Is it not remarkable how our current situation is reawakening people to things that were being taken for granted? As a musician/educator, I am finding that people are coming back to music because they "have the time" and that it brings a sense of community in this time of separation. This is fantastic, and I hope that it offers hours, days, months, and years of enjoyment! I also hope that this newfound curiosity doesn't fizzle out when we are allowed to resume life as normal.
Most of my musician friends already know what we experience on a regular basis; particularly those of us that teach privately. However, for the lay-person, I think it may be good to have an understanding of why I have a sense of optimism and a generous helping of pessimism regarding music's future here in the USofA. You see, the number one excuse we hear when students don't practice is: "I didn't have time". When we discuss the lacking nature of a lesson with the parents, we are told that:"_______ didn't have the time to practice, because of...". Yet, when boiled down to the root, it comes down to one simple word: priorities.

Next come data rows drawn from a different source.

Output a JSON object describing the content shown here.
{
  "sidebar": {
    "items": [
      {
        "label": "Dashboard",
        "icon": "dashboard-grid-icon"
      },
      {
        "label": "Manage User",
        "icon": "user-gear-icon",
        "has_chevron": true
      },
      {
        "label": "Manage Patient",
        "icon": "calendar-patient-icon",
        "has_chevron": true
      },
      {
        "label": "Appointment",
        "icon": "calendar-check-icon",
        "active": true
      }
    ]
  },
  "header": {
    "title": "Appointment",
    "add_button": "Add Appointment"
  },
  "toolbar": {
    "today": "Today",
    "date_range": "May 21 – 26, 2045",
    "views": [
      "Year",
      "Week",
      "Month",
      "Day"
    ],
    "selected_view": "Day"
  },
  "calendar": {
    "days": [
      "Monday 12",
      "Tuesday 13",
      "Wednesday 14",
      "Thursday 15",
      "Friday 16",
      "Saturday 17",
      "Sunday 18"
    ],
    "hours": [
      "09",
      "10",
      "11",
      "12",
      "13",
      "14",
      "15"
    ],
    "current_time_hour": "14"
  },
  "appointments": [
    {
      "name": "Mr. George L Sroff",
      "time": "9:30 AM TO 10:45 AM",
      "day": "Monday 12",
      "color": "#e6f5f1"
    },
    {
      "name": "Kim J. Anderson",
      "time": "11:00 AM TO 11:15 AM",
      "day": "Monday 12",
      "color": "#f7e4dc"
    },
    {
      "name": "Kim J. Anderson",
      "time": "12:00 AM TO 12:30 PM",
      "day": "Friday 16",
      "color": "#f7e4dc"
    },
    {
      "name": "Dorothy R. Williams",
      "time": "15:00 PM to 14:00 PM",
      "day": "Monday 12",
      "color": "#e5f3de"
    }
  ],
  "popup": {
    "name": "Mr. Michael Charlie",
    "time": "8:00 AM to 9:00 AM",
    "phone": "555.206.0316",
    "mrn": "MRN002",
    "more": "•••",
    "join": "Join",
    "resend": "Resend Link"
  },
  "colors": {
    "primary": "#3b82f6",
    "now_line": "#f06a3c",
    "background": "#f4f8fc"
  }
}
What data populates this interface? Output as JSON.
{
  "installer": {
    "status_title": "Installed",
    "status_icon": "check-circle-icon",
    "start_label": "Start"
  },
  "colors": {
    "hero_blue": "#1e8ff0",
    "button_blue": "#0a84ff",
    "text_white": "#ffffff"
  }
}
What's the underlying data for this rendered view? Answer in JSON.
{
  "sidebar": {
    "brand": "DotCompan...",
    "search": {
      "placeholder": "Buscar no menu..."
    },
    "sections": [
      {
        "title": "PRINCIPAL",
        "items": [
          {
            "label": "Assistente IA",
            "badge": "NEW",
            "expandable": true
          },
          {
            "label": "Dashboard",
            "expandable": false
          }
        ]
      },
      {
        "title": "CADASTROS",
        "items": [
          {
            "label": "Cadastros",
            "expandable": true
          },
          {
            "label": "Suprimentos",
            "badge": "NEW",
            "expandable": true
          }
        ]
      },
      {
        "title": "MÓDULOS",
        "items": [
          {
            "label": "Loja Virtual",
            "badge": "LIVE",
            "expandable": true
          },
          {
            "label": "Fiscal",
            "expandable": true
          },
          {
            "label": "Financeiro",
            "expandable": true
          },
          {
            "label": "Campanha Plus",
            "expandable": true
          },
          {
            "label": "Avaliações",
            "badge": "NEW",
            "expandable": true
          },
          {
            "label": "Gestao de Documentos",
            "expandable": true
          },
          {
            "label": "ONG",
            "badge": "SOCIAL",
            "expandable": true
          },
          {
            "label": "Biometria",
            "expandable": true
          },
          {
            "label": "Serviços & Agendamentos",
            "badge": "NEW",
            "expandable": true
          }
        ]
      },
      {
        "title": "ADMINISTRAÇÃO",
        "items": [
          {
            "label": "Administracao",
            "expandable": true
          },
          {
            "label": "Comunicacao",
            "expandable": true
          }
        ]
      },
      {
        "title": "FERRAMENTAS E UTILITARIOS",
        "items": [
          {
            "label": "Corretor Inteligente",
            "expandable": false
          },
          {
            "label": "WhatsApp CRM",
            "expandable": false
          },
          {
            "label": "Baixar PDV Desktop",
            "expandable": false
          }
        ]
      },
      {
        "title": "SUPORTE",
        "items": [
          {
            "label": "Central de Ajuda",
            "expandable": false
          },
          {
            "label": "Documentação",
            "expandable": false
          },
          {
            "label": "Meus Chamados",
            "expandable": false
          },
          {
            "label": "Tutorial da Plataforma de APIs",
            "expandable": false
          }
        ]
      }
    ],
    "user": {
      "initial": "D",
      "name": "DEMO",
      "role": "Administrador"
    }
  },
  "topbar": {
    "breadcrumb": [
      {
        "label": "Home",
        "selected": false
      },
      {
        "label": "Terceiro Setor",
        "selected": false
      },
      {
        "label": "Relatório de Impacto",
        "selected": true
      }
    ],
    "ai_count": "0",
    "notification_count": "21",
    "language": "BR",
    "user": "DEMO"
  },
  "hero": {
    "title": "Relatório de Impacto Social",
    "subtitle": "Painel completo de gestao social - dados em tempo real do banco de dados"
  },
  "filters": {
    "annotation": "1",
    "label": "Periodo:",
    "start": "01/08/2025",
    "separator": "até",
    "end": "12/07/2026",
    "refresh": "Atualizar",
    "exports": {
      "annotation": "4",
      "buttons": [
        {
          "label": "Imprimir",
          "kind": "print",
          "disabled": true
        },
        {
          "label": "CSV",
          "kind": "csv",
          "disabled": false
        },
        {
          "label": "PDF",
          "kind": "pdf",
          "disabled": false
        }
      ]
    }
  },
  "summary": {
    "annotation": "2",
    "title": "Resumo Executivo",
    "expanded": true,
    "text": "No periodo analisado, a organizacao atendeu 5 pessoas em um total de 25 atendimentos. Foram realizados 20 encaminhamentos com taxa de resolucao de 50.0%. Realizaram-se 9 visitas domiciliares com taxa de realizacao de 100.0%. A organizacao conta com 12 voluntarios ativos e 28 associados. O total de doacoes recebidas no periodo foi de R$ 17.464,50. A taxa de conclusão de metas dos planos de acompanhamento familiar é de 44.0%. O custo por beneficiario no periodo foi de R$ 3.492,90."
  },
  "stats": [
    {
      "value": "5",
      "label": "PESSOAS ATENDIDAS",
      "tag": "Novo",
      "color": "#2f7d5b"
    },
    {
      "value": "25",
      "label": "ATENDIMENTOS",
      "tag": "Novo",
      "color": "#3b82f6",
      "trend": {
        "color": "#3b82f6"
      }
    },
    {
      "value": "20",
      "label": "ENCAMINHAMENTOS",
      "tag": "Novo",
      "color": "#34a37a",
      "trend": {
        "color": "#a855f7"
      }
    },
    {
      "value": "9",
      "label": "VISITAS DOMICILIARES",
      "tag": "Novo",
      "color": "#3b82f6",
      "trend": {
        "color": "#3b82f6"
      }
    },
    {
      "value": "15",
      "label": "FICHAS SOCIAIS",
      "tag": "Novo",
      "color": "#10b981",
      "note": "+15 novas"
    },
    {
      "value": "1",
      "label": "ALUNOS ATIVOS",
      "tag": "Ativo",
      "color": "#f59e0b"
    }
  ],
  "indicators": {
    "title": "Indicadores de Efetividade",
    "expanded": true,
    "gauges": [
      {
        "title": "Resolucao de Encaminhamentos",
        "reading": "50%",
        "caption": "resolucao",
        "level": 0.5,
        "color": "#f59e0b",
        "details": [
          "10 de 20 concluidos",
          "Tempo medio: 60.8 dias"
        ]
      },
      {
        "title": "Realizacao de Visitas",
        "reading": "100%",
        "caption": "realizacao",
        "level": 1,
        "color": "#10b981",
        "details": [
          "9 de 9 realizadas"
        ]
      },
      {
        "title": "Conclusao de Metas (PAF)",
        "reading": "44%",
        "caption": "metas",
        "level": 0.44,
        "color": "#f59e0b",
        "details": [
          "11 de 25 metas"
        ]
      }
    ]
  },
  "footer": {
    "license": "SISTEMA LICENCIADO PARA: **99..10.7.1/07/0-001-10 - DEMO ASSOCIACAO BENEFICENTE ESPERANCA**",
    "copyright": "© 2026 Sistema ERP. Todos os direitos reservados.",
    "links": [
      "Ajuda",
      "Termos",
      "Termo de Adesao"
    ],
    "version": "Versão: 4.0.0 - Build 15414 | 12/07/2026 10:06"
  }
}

My pessimism lies in the fact that for as long as I have been playing/professional, I have been confronted with time as the limiting factor to success. I am not sure if people really understand that most professional musicians spend years (not hours) meticulously refining our abilities. While I personally admit that I didn't work as hard as I should have, I still dedicated years of my life to learning the trumpet, learning to conduct, and learning the inner workings of music. When I say I tried shortcuts, believe me! I can firmly say that there are no shortcuts....unless you are a prodigy that is.
Unfortunately, pop music is littered with extremely successful people who got lucky by taking the shortcut of being musically illiterate. Paul McCartney, Michael Jackson, Dave Grohl, Eric Clapton, Elvis, and the list can go on and on. Their argument: notation limits my ability to engage. To me, this is the ULTIMATE SHORTCUT, but one that I can understand. Our notation system is complex, intimidating, and - in the music of virtuosic level - can be difficult to read! However, this is an argument for another post. What I think most people would be surprised with though is now much time these people put into learning their instrument. They found the time to make music more than a novelty. They put MORE than their fair share into learning because they needed to find a way to make music make sense to them. These players are not "Gods" as much as they are disciples of dedication, repetition, and passion. The secret is: You can be one too! The caveat: You have to make/find the time to take it seriously and do it! My point: I fear that this renewed interest in playing instruments will be short-lived because people continue to look at music as a novelty instead of an essential piece of our humanity. As soon as people can go out and do something easier, they will. And this is where my optimism kicks in: I hope that they remember the joy they felt while playing. I believe that if they remember the joy, they may be open to exploring new musical options. Sure, I find it hard to think that the three-minute pop song will ever be conquered by a Haydn symphony. However, I hope that people will consider it. Maybe instead of listening to an hour of top 40, people might listen to some jazz? My hope is that this pandemic unlocks a little bit of our humanity. That it unlocks a curiosity that humans are subduing in order to "feel" productive. Look where this sense of productivity has gotten us this far? Maybe a little curiosity won't kill the cat? Maybe it can open people to experiencing the emotions that music of different genres can offer. So, as you continue to watch the news and see people singing, using apps to do "virtual" ensembles, or have "virtual" concerts, just remember: you can be a participant, you can learn music, and - at the very least - you can at least try something new. Despite the new reality and the digital world closing around you, there is time! You only need to find it! Happy hunting!